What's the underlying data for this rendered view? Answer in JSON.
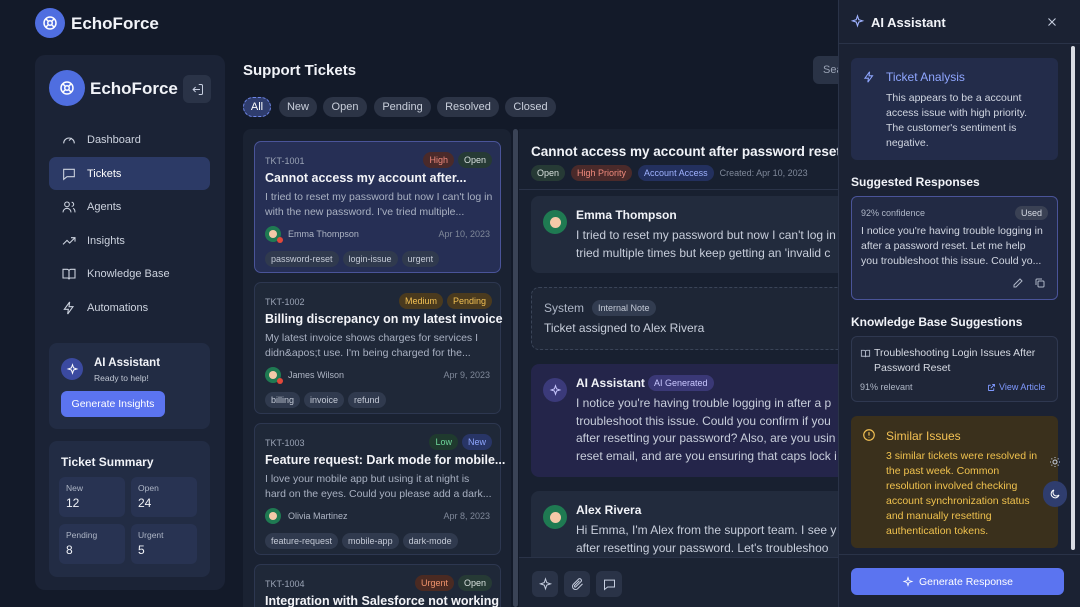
{
  "app": {
    "name": "EchoForce"
  },
  "sidebar": {
    "brand": "EchoForce",
    "nav": [
      {
        "label": "Dashboard",
        "icon": "gauge-icon"
      },
      {
        "label": "Tickets",
        "icon": "message-icon"
      },
      {
        "label": "Agents",
        "icon": "users-icon"
      },
      {
        "label": "Insights",
        "icon": "trending-icon"
      },
      {
        "label": "Knowledge Base",
        "icon": "book-icon"
      },
      {
        "label": "Automations",
        "icon": "bolt-icon"
      }
    ],
    "assistant": {
      "title": "AI Assistant",
      "subtitle": "Ready to help!",
      "button": "Generate Insights"
    },
    "summary": {
      "title": "Ticket Summary",
      "stats": [
        {
          "label": "New",
          "value": "12"
        },
        {
          "label": "Open",
          "value": "24"
        },
        {
          "label": "Pending",
          "value": "8"
        },
        {
          "label": "Urgent",
          "value": "5"
        }
      ]
    }
  },
  "main": {
    "title": "Support Tickets",
    "search_placeholder": "Search",
    "filters": [
      "All",
      "New",
      "Open",
      "Pending",
      "Resolved",
      "Closed"
    ]
  },
  "tickets": [
    {
      "id": "TKT-1001",
      "badges": [
        "High",
        "Open"
      ],
      "title": "Cannot access my account after...",
      "desc": "I tried to reset my password but now I can't log in with the new password. I've tried multiple...",
      "user": "Emma Thompson",
      "date": "Apr 10, 2023",
      "tags": [
        "password-reset",
        "login-issue",
        "urgent"
      ]
    },
    {
      "id": "TKT-1002",
      "badges": [
        "Medium",
        "Pending"
      ],
      "title": "Billing discrepancy on my latest invoice",
      "desc": "My latest invoice shows charges for services I didn&apos;t use. I'm being charged for the...",
      "user": "James Wilson",
      "date": "Apr 9, 2023",
      "tags": [
        "billing",
        "invoice",
        "refund"
      ]
    },
    {
      "id": "TKT-1003",
      "badges": [
        "Low",
        "New"
      ],
      "title": "Feature request: Dark mode for mobile...",
      "desc": "I love your mobile app but using it at night is hard on the eyes. Could you please add a dark...",
      "user": "Olivia Martinez",
      "date": "Apr 8, 2023",
      "tags": [
        "feature-request",
        "mobile-app",
        "dark-mode"
      ]
    },
    {
      "id": "TKT-1004",
      "badges": [
        "Urgent",
        "Open"
      ],
      "title": "Integration with Salesforce not working"
    }
  ],
  "detail": {
    "title": "Cannot access my account after password reset",
    "badges": [
      "Open",
      "High Priority",
      "Account Access"
    ],
    "created": "Created: Apr 10, 2023",
    "messages": [
      {
        "author": "Emma Thompson",
        "lines": [
          "I tried to reset my password but now I can't log in",
          "tried multiple times but keep getting an 'invalid c"
        ]
      },
      {
        "author": "System",
        "badge": "Internal Note",
        "lines": [
          "Ticket assigned to Alex Rivera"
        ]
      },
      {
        "author": "AI Assistant",
        "badge": "AI Generated",
        "lines": [
          "I notice you're having trouble logging in after a p",
          "troubleshoot this issue. Could you confirm if you",
          "after resetting your password? Also, are you usin",
          "reset email, and are you ensuring that caps lock i"
        ]
      },
      {
        "author": "Alex Rivera",
        "lines": [
          "Hi Emma, I'm Alex from the support team. I see y",
          "after resetting your password. Let's troubleshoo"
        ]
      }
    ]
  },
  "ai_panel": {
    "title": "AI Assistant",
    "analysis": {
      "title": "Ticket Analysis",
      "text": [
        "This appears to be a account",
        "access issue with high priority.",
        "The customer's sentiment is",
        "negative."
      ]
    },
    "suggested_title": "Suggested Responses",
    "suggestion": {
      "confidence": "92% confidence",
      "badge": "Used",
      "text": [
        "I notice you're having trouble logging in",
        "after a password reset. Let me help",
        "you troubleshoot this issue. Could yo..."
      ]
    },
    "kb_title": "Knowledge Base Suggestions",
    "kb": {
      "title": [
        "Troubleshooting Login Issues After",
        "Password Reset"
      ],
      "relevance": "91% relevant",
      "link": "View Article"
    },
    "similar": {
      "title": "Similar Issues",
      "text": [
        "3 similar tickets were resolved in",
        "the past week. Common",
        "resolution involved checking",
        "account synchronization status",
        "and manually resetting",
        "authentication tokens."
      ]
    },
    "button": "Generate Response"
  },
  "colors": {
    "accent": "#5b74f0",
    "bg": "#131a29",
    "sidebar": "#1b2336"
  }
}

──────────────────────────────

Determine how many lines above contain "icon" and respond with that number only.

• **ANSWER AREA**: 6